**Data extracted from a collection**
== == ==

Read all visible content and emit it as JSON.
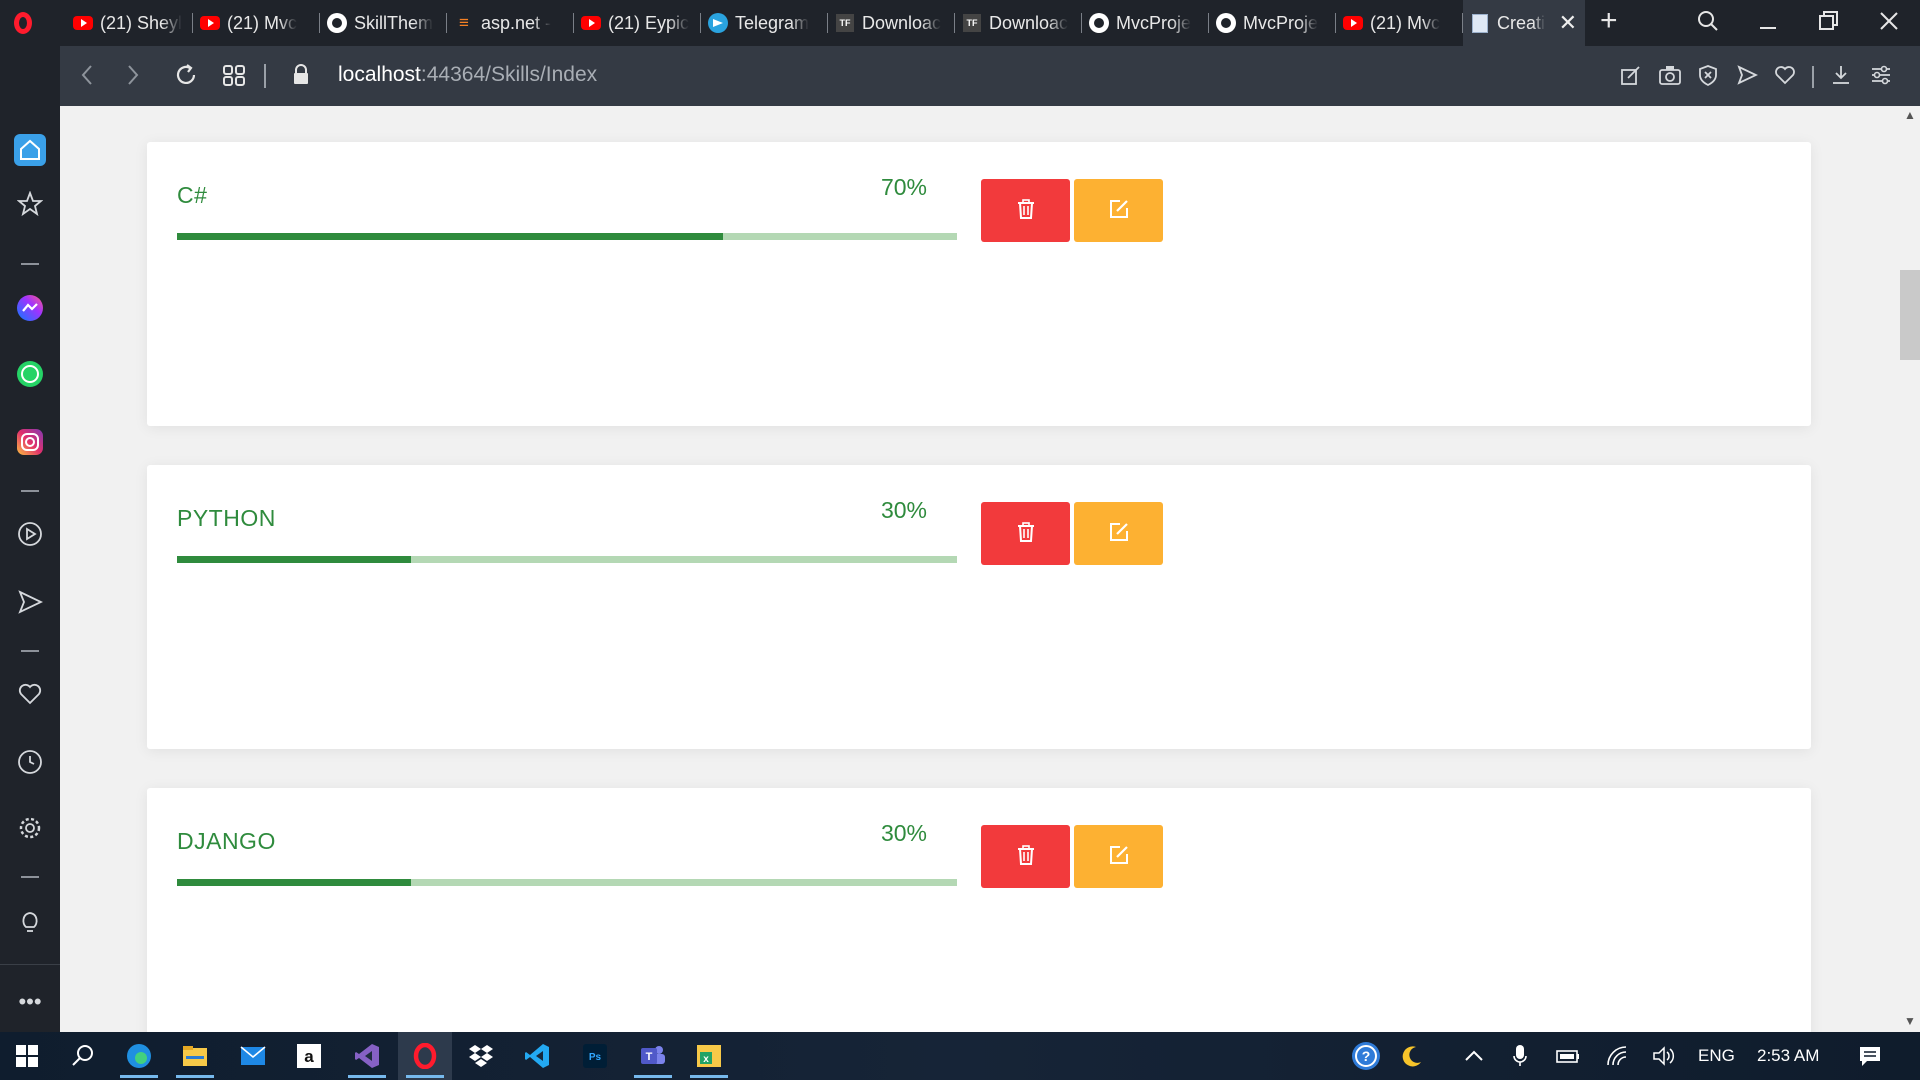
{
  "browser": {
    "tabs": [
      {
        "icon": "youtube-icon",
        "title": "(21) Sheyl"
      },
      {
        "icon": "youtube-icon",
        "title": "(21) Mvc"
      },
      {
        "icon": "github-icon",
        "title": "SkillThem"
      },
      {
        "icon": "stackoverflow-icon",
        "title": "asp.net -"
      },
      {
        "icon": "youtube-icon",
        "title": "(21) Eypic"
      },
      {
        "icon": "telegram-icon",
        "title": "Telegram"
      },
      {
        "icon": "tf-icon",
        "title": "Downloac"
      },
      {
        "icon": "tf-icon",
        "title": "Downloac"
      },
      {
        "icon": "github-icon",
        "title": "MvcProje"
      },
      {
        "icon": "github-icon",
        "title": "MvcProje"
      },
      {
        "icon": "youtube-icon",
        "title": "(21) Mvc"
      },
      {
        "icon": "document-icon",
        "title": "Creati",
        "active": true
      }
    ],
    "url_host": "localhost",
    "url_path": ":44364/Skills/Index"
  },
  "skills": [
    {
      "name": "C#",
      "percent_label": "70%",
      "percent": 70
    },
    {
      "name": "PYTHON",
      "percent_label": "30%",
      "percent": 30
    },
    {
      "name": "DJANGO",
      "percent_label": "30%",
      "percent": 30
    }
  ],
  "colors": {
    "skill_green": "#2f8b3d",
    "track_green": "#b4d8b4",
    "delete_red": "#f23a3c",
    "edit_orange": "#fdb132"
  },
  "taskbar": {
    "language": "ENG",
    "time": "2:53 AM"
  }
}
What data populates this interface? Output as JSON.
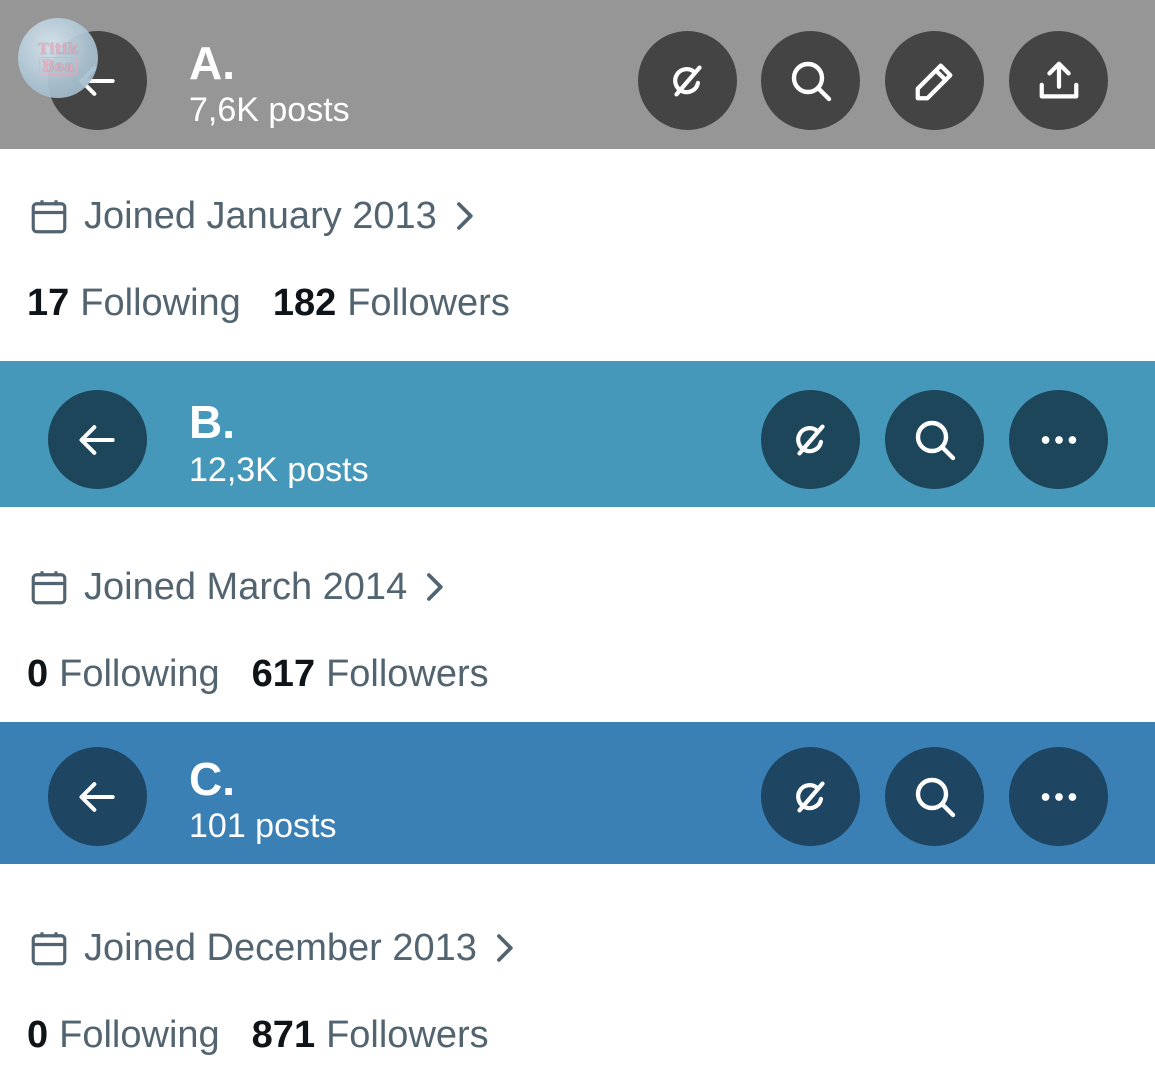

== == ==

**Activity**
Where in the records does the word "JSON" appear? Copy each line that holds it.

**Result of the exercise**
Read all visible content and emit it as JSON.
What data populates this interface? Output as JSON.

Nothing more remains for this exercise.